“You can’t think about other things outside of what you’re doing, because the moment you get distracted, you might eat it. It’s like a meditative thing, but a really vigorous exercise, and it brings me a lot of balance.” 

Find your thing. Find something you can be passionate about. Whether you’re great at it or not, it doesn’t matter. As long as it brings you joy, Ferguson says, that’s all that matters.  

Need to talk to someone? Support is always available with these UCalgary resources

Faculty and staff 


Support for those at risk of domestic or dating violence

Women’s Resource Centre: Peer support

  • Support can be accessible by email and through Zoom/Skype appointments. 

Faith and Spirituality Centre

  • Learn more about their growing online engagement options

Need to talk to someone now? Use local resources below, available 24/7

Alberta Health Services Mental Health Help Line
This line is a 24-hour, seven-day-a-week confidential service that provides support, information and referrals to Albertans experiencing mental health concerns. Call 1-877-303-2642.

Distress Centre
Speak to a highly trained volunteer, who will actively listen and provide additional resources if needed. Call 403-266-4357 or visit them online for chat information.

Wood’s Homes Community Resource Team
Connect with someone by calling 403-299-9699 or 1-800-563-6106. Text 587-315-5000 between 9 a.m. and 10 p.m. Find information on no-cost walk-in counselling services.

Homewood Health (for faculty, staff and postdoctoral scholars)
Get immediate crisis support or initiate counselling services by calling 1-800-633-1142 (select option #1 for crisis).

Kid’s Help Phone (for ages five to 29 who need support)
Call, chat or text 24/7. Visit online or call a counsellor at 1-800-668-6868.

More mental health resources

Community Connect YYC
Book affordable barrier-free phone or video counselling sessions.

Join and connect to a clinically moderated online peer-to-peer mental health community. Free to Albertans over the age of 16.

A free guided self-help program that helps adults and youth age 15-plus learn how to manage low mood, mild-to-moderate depression, anxiety, stress or worry.

Wellness Together Canada
Free online resources and supports including immediate text support, information and videos, self-guided mental wellness programs and counselling.

The University of Calgary’s Campus Mental Health Strategy is a bold commitment to the importance of mental health and well-being of our university family.
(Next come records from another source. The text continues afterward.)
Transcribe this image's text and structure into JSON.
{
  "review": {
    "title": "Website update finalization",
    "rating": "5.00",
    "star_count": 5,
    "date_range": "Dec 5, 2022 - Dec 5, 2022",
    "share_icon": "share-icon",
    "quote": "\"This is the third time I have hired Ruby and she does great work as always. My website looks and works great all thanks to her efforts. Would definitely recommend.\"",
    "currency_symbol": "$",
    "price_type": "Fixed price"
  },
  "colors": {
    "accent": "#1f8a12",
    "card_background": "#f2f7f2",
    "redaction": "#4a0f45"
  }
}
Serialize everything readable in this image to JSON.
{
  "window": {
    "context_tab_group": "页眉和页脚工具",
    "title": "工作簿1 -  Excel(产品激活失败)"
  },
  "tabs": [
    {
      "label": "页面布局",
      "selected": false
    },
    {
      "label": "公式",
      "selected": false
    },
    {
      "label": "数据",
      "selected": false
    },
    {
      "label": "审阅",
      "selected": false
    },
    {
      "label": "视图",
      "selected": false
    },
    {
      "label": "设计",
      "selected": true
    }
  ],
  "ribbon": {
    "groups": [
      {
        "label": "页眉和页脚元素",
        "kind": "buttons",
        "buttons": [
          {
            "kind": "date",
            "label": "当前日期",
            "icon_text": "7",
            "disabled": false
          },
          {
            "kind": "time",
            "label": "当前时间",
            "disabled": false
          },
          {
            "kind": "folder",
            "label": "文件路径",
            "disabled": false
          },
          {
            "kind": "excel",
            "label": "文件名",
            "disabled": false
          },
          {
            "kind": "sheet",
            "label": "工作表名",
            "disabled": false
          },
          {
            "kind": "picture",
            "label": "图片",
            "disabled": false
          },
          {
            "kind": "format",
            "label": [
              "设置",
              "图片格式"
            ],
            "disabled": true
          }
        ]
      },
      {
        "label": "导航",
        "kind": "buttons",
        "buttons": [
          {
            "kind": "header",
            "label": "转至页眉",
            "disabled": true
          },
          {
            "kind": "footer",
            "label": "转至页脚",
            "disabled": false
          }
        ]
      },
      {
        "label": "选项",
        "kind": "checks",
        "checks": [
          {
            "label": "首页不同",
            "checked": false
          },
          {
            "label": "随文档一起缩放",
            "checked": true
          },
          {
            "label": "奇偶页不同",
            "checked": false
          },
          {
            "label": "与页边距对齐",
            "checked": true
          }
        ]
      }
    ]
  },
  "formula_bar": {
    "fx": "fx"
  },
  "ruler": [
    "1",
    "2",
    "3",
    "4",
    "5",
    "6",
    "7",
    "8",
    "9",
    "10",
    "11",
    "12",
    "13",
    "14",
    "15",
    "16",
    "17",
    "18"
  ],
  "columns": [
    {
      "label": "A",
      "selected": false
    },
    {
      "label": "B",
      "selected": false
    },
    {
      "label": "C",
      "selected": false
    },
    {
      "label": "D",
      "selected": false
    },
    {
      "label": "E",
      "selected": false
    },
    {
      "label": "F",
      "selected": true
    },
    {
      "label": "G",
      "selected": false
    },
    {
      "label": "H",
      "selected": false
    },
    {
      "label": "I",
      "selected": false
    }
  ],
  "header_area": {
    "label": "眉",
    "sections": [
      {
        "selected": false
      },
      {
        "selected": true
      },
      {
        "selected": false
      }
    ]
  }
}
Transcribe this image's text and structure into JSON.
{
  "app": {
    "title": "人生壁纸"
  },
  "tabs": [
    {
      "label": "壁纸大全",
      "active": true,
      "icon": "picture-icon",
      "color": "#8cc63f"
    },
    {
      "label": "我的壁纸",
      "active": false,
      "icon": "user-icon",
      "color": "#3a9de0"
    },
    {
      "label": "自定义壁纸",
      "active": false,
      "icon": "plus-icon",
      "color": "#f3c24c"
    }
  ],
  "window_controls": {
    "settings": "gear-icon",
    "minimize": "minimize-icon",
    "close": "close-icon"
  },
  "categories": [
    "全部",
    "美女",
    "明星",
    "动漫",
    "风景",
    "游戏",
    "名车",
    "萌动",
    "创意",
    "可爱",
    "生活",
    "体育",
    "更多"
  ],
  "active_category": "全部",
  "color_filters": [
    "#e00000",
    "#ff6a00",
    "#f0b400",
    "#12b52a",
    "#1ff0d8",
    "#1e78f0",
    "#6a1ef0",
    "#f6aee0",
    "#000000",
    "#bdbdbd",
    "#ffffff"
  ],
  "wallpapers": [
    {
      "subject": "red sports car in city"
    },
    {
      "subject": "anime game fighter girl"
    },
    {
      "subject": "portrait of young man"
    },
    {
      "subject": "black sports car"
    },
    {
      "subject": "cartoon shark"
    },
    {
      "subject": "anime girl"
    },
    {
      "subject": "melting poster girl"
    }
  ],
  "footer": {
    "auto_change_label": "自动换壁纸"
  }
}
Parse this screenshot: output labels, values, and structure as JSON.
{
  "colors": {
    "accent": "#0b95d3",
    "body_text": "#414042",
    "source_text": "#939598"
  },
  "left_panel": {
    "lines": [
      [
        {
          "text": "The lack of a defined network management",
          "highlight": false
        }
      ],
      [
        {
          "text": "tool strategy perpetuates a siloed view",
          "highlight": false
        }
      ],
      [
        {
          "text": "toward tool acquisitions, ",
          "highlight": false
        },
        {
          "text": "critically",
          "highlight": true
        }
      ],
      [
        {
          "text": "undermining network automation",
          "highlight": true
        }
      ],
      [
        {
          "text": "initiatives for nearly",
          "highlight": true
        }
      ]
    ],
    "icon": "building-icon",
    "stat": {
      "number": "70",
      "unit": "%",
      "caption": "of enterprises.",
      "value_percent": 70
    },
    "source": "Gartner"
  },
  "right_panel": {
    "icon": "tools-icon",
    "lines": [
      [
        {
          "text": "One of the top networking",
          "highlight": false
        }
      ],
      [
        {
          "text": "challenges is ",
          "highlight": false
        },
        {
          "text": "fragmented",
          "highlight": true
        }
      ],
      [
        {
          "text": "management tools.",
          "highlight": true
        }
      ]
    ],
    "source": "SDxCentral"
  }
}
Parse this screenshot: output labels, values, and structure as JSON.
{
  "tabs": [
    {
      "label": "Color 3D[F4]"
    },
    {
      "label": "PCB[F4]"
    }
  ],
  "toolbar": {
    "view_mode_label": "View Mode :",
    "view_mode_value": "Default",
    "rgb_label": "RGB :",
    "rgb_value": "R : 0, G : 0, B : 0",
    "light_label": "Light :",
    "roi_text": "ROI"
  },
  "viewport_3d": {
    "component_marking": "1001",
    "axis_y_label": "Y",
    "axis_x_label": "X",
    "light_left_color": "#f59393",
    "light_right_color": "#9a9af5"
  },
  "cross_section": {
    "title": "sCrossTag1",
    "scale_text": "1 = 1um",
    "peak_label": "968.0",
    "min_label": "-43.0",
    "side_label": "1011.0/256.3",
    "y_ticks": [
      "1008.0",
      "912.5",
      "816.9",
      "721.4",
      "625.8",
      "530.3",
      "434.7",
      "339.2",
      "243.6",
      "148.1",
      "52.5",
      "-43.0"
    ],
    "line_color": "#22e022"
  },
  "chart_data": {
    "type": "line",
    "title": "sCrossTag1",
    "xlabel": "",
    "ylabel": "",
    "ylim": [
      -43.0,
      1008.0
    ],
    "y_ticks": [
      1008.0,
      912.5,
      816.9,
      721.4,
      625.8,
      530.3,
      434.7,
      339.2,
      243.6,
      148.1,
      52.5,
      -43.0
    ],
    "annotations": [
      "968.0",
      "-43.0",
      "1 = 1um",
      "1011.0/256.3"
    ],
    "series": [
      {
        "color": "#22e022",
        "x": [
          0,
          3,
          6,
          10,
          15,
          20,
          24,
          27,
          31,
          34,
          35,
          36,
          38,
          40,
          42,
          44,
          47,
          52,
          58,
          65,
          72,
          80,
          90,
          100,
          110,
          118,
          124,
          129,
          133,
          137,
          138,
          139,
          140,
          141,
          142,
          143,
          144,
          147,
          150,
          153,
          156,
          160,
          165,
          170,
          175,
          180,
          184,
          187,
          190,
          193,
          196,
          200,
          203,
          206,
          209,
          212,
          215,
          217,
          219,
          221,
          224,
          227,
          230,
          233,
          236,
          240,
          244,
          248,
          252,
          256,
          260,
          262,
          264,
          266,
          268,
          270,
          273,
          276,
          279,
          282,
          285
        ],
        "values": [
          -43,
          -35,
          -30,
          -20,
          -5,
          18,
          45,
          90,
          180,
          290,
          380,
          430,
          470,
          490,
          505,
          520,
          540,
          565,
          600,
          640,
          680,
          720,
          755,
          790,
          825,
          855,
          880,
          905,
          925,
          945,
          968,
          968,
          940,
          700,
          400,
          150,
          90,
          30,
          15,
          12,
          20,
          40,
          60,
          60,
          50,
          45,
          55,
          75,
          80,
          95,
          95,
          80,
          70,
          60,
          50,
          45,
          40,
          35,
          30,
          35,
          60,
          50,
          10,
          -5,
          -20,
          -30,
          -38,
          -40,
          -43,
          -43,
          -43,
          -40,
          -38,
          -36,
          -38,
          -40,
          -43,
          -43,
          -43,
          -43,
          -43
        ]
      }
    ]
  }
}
Our vision is to be a community where we care for each other, learn and talk about mental health and well-being, receive support as needed, and individually and collectively realize our full potential.